sanctification. To say it differently, the Spirit of Christ makes us
holy by justifying us by faith alone. But sanctification will always
certainly follow justification, and at once, as it were spontaneously.
Here, one must read the touching history and parable in Luke 7:36-50.
The sinful woman loved Jesus much (sanctification) because He had freely
forgiven all her great debt (justification). Her love (good works) was
not the cause of her forgiveness, nor a part of the righteousness with
which she was declared right with God, but the fruit and result and
evidence of her justification. But it was the instantaneous fruit and
effect of her justification.
So far is it from being true, therefore (and this is
the charge always against the biblical doctrine of justification by
faith alone), that justification by faith alone makes people careless
and wicked regarding a holy life, that, on the contrary, the justified
by faith alone will certainly perform good works, and only the justified
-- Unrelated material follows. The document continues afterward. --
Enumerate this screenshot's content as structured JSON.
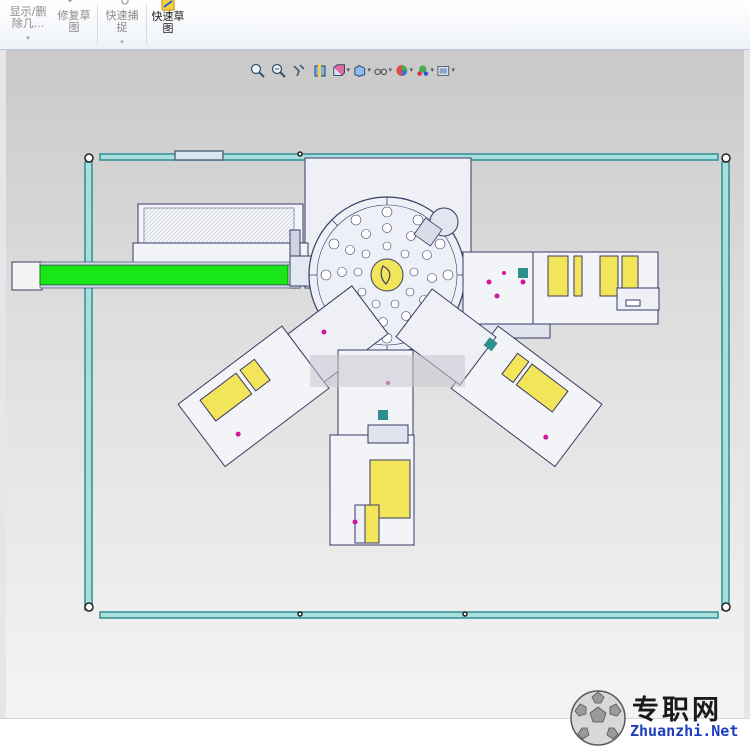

by faith alone will perform truly good works. For only works done out of
thankful love to God for a purely gracious salvation, particularly, a
gracious justification, are acceptable to God as genuinely good. Works
out of terror (to escape hell) or out a slavish desire to pay or earn or
fulfil conditions upon which salvation is supposed to depend (which
implies that Christ’s work was not enough and that salvation, after all,
is not by grace alone) are not pleasing to God, but terribly displeasing
One of the reasons, then, for our defence of
justification by faith alone is our ardent desire that the people of
God, by believing this doctrine and living in the truth of it, will be
zealous for good works.
Cordially in Christ,